The two children forge an unlikely friendship as they face mounting challenges, including prejudice in their Vermont community, the danger that comes with smuggling workers across the border, and crackdowns from the United States Immigration and Customs Enforcement department (ICE).
Alvarez was inspired to write “Return to Sender” after seeing how confusing the topic of immigration was for children of both Mexican and American origins.
When Alvarez moved to Vermont in 1988, she said she and her friends joked that Vermont was “Latino compromised.” So when Alvarez slowly began to realize how many Mexican laborers were working in secrecy in the state’s dairy barns, she was shocked. She began translating for some farmers who couldn’t communicate with the workers, and the situation really hit home when Alvarez saw the culture shock that Mexican children suffered in schools.

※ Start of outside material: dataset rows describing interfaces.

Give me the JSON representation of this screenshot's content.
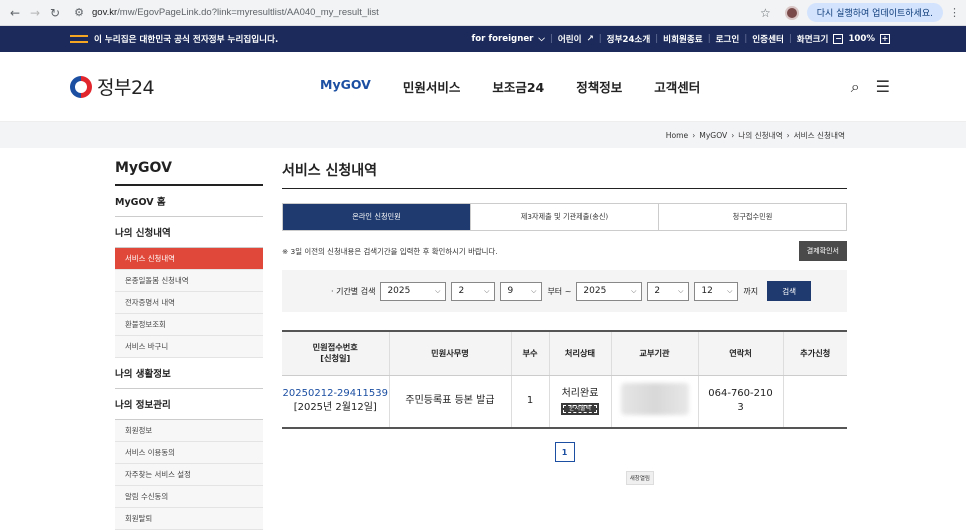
{
  "browser": {
    "url_host": "gov.kr",
    "url_path": "/mw/EgovPageLink.do?link=myresultlist/AA040_my_result_list",
    "update_label": "다시 실행하여 업데이트하세요."
  },
  "banner": {
    "text": "이 누리집은 대한민국 공식 전자정부 누리집입니다.",
    "links": [
      "for foreigner",
      "어린이",
      "정부24소개",
      "비회원종료",
      "로그인",
      "인증센터",
      "화면크기",
      "100%"
    ]
  },
  "header": {
    "logo": "정부24",
    "nav": [
      "MyGOV",
      "민원서비스",
      "보조금24",
      "정책정보",
      "고객센터"
    ]
  },
  "breadcrumb": [
    "Home",
    "MyGOV",
    "나의 신청내역",
    "서비스 신청내역"
  ],
  "lnb": {
    "title": "MyGOV",
    "home": "MyGOV 홈",
    "my_applications": "나의 신청내역",
    "app_sub": [
      "서비스 신청내역",
      "온종일돌봄 신청내역",
      "전자증명서 내역",
      "환불정보조회",
      "서비스 바구니"
    ],
    "my_life": "나의 생활정보",
    "my_info": "나의 정보관리",
    "info_sub": [
      "회원정보",
      "서비스 이용동의",
      "자주찾는 서비스 설정",
      "알림 수신동의",
      "회원탈퇴"
    ]
  },
  "main": {
    "title": "서비스 신청내역",
    "tabs": [
      "온라인 신청민원",
      "제3자제출 및 기관제출(송신)",
      "청구접수민원"
    ],
    "notice": "※ 3일 이전의 신청내용은 검색기간을 입력한 후 확인하시기 바랍니다.",
    "confirm_btn": "결제확인서",
    "search": {
      "label": "· 기간별 검색",
      "from_year": "2025",
      "from_month": "2",
      "from_day": "9",
      "from_suffix": "부터 ~",
      "to_year": "2025",
      "to_month": "2",
      "to_day": "12",
      "to_suffix": "까지",
      "button": "검색"
    },
    "table": {
      "headers": [
        "민원접수번호\n[신청일]",
        "민원사무명",
        "부수",
        "처리상태",
        "교부기관",
        "연락처",
        "추가신청"
      ],
      "row": {
        "app_no": "20250212-29411539",
        "app_date": "[2025년 2월12일]",
        "service": "주민등록표 등본 발급",
        "copies": "1",
        "status": "처리완료",
        "print_btn": "문서출력",
        "contact_line1": "064-760-210",
        "contact_line2": "3"
      }
    },
    "page": "1",
    "new_window": "새창열림"
  }
}
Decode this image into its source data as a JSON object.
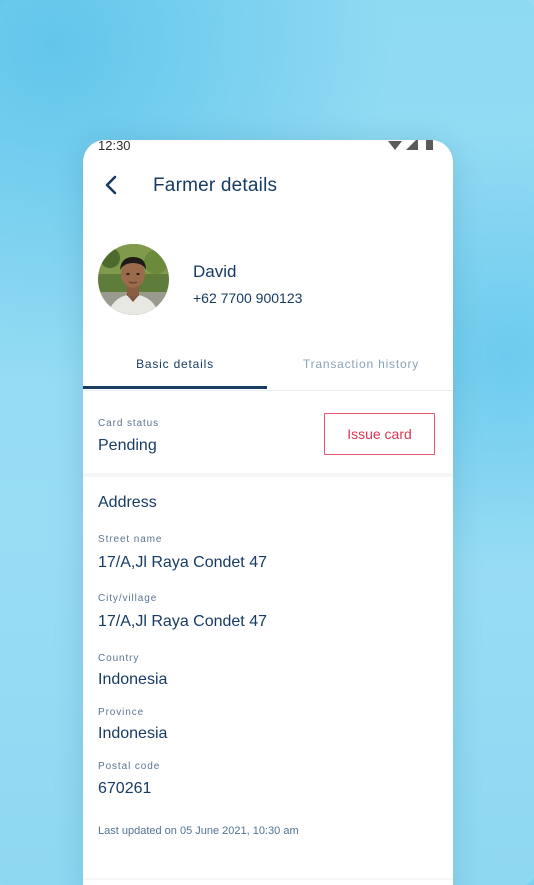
{
  "status_bar": {
    "time": "12:30"
  },
  "header": {
    "title": "Farmer details",
    "back_icon": "back-arrow-icon"
  },
  "profile": {
    "name": "David",
    "phone": "+62 7700 900123"
  },
  "tabs": [
    {
      "label": "Basic details",
      "active": true
    },
    {
      "label": "Transaction history",
      "active": false
    }
  ],
  "card_status": {
    "label": "Card status",
    "value": "Pending",
    "button_label": "Issue card"
  },
  "address": {
    "title": "Address",
    "fields": [
      {
        "label": "Street name",
        "value": "17/A,Jl Raya Condet 47"
      },
      {
        "label": "City/village",
        "value": "17/A,Jl Raya Condet 47"
      },
      {
        "label": "Country",
        "value": "Indonesia"
      },
      {
        "label": "Province",
        "value": "Indonesia"
      },
      {
        "label": "Postal code",
        "value": "670261"
      }
    ]
  },
  "last_updated": "Last updated on 05 June 2021, 10:30 am",
  "colors": {
    "primary": "#173b63",
    "danger": "#e0354f",
    "muted": "#8aa3b8",
    "background": "#8fdaf3"
  }
}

The immigrants, she said, were leading a painful secret life. Meanwhile, Vermont children were baffled, and asking themselves why their “law abiding, America-loving” families were breaking the law.
“We need a story here to understand what’s happening to us,” she said. “A lot of the stuff was scary, and a lot of it was murky and confusing.”
A story, she said, offered a way for students to “enter imaginatively into the dilemmas that aren’t simple or easily resolved.”
STORY COMES TO LIFE
Alvarez said she was inspired to see students not only read her book, but bring the story to life. The story, she said, had come full circle because it had not only spoken to the students, but had “sparked them to create something themselves.”
On a simple stage, where the set included the spare outline of the Green Mountains and a small barn, students morphed into Alvarez’s characters. They spread their arms wide to represent the border early in the story, and danced and sang Mexican folksongs. A few stormed the stage in black sweatshirts with the ICE emblem, and in a particularly rousing scene the students reenacted a heated Town Meeting Day debate about the role migrant labor should play in Vermont communities.
In some of the play’s most moving moments, students between the scenes recited quotes from dairy farmers and Mexican workers collected for “The Golden Cage,” a Vermont Folklife Center exhibit of photographs about migrant workers.
The fifth- and sixth-graders take to the stage at the Lincoln school every year to perform a play that ties into their curriculum. Last year, the students put on a performance of William Shakespeare’s “A Midsummer Night’s Dream” after studying the Middle Ages.
But according to 11-year-old Eliot Brett, who played the lead character of the Vermont farm boy Tyler this year, performing Shakespeare and reenacting a modern social issue are worlds apart. The students agreed that portraying a serious, complicated modern issue was in many ways more difficult than inhabiting Shakespeare’s magical world.
“It was a lot different studying a real life issue,” said Brett, “especially a local issue. It was different than being a fairy.”
Students like Brett, Ober, Hughes and Brokaw said they hoped the audience left their play with a better understanding of the challenges facing both farmers and migrant laborers. In the program notes, Ober dedicated her performance to her grandfather, “in hopes that he will change his mind about the Mexicans who work here.”
Though “Return to Sender” has no simple happy ending, Alvarez and fifth- and sixth-grade teacher Alice Leeds see at least one “happily ever after” in this story: The students at the Lincoln Community School took their curtain call this week having grappled with a complicated current issue and come away with opinions of their own.
“It’s a great way for kids to think about issues in our county and our state in ways that are real, and not abstract,” said Alvarez. “When kids have to get inside the story and act out the characters, they never forget.”
Reporter Kathryn Flagg is at email@example.com.